After an invigorating day of adventurous horseback riding or touring, you can indulge in a massage or pedicure at Spacifico Spa, where master esthetician massage therapist, Antonio Salceda knows how to put you right again.
I’ll bet that the quiet wonder of nature will have you on the patio watching a flaming sunset that happens during the fall and winter months. La Misión is a destination for all seasons, but the best months are off season, September through April, for the skies are clear of coastal fog, inland temperatures are cooler and the beaches belong to you.
Mexico’s ARM Cuauhtemoc training vessel will be visiting Ensenada from April 21-24 and again from August 6-9, as part of its “195 days around Mexico” tour with 250 training sailors and officers aboard.
Guided visits will be offered free of charge by Navy personnel. If you are interested in participating call 646-297-9148 on April 16-18 (from 9am to 5pm) to reserve your place. Children 12 or older are welcome aboard.
The ship was built in Spain and delivered to the Mexican Navy in July of 1982. It has sailed over 400,000 nautical miles in her 38 years of service. It will be a beautiful sight in our bay, don’t miss it!
After the agglomerations seen in the last two weeks due to the holiday, government officials announced that they are now expecting a new outbreak of COVID-19 in the coming days.
Oscar Perez Rico, head of the state health department, stated that California is already seeing an escalation of cases due to the increase in mobility of the region and that the same is expected in our state.
“When people start getting together and do not take the necessary precautions, we have more cases, and a week ago we saw beaches, parks and recreational places completely full and not everyone was wearing their mouth covers”, he said.
This has already been proved as every 7 days, peaks of contagions show up on the statistics due to the increased activity on the weekends.
Perez Rico insisted that people should not relax sanitary measures yet, as other countries are already seeing the consequences of that.
Mexicali already has the highest number of active cases, Tijuana, Ensenada, Rosarito and Tecate follow in that order.

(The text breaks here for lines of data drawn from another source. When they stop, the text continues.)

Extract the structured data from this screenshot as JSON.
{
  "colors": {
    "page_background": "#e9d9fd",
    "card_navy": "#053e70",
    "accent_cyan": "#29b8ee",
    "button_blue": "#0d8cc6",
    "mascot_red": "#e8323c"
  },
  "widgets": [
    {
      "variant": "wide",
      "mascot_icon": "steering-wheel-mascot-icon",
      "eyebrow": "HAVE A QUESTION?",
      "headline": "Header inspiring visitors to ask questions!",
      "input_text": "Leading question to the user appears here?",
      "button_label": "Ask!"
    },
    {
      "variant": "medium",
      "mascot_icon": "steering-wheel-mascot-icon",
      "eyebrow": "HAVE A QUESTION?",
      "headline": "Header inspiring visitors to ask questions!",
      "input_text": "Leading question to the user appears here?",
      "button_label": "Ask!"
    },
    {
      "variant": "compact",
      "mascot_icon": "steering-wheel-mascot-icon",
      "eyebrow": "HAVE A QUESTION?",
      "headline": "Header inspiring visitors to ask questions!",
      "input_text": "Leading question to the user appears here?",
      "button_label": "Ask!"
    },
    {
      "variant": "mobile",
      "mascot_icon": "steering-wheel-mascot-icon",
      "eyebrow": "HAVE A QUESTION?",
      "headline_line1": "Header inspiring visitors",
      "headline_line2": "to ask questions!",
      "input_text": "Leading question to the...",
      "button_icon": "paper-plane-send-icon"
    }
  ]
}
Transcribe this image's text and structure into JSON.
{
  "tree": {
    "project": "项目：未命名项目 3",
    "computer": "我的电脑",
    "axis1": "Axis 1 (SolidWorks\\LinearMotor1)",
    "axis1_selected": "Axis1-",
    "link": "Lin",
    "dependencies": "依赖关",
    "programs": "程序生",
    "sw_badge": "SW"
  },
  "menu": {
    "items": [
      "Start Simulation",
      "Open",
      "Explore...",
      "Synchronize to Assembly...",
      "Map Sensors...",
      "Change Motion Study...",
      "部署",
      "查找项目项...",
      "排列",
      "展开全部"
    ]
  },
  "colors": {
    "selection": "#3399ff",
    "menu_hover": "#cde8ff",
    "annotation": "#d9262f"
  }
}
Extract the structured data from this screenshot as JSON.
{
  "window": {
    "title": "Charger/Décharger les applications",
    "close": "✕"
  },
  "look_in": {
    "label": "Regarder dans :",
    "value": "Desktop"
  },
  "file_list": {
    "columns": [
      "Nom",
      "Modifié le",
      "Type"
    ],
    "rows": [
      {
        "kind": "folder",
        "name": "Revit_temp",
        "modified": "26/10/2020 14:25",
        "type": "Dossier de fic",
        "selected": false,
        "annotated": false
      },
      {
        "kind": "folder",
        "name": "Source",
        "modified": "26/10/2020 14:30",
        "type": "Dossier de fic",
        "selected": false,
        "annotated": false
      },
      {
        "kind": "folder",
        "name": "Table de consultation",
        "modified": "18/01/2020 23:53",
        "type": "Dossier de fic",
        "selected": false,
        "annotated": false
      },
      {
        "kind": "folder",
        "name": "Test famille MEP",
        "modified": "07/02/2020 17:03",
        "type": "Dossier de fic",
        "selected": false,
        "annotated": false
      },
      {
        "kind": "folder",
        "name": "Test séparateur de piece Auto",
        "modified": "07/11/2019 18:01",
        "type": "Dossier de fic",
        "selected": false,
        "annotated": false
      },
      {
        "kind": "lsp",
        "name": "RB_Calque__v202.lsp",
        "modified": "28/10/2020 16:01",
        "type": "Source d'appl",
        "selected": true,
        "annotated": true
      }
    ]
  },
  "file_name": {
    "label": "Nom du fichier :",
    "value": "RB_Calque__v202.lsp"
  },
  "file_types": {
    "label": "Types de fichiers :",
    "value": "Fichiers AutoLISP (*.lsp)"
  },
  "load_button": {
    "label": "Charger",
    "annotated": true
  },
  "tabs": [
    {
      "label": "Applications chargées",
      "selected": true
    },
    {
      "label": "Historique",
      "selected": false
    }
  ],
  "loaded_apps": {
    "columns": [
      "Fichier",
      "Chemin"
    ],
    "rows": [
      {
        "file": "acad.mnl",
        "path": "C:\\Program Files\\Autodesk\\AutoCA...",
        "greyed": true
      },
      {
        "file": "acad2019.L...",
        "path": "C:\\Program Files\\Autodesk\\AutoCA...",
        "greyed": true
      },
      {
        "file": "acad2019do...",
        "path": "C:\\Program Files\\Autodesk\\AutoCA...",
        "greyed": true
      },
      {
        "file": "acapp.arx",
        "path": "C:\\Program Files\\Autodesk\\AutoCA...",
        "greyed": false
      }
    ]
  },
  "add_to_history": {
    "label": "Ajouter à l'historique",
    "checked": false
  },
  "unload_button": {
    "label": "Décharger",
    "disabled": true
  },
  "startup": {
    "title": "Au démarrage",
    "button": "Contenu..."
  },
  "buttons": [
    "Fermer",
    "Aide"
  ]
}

Although infection rates have not yet matched the worst days we saw, they are still expected to increase in the coming days.
Baja’s vaccination program started a couple months ago with front line medical personnel and senior citizens, and has given some relief to authorities, but at the moment only 10% of the total population of Baja has been vaccinated.
These facts along with the imminent arrival of the newest variants of the virus, originally from the UK, that have been already detected in California could make matters worse for Baja.
“Virus variants that came from California where the main cause for our second wave here in Baja California, and this will once again contribute on our third wave.”, stated Perez Rico. “We are losing the war in our territory, as no city in Baja is registering a decrease in active cases, most are increasing and only one has stayed the same”.
Hospital occupation rates are still low, with a general rate of 15.44% of occupation, but Perez Rico urges people to not rely on that, “The fact that we have a bed for you doesn’t mean you’re going to win the battle, a ventilator can only buy you more time so your body can do the rest”, he concluded.
SOURCES: ElVigia.com, La Jornada, Picture from: VerazInforma.com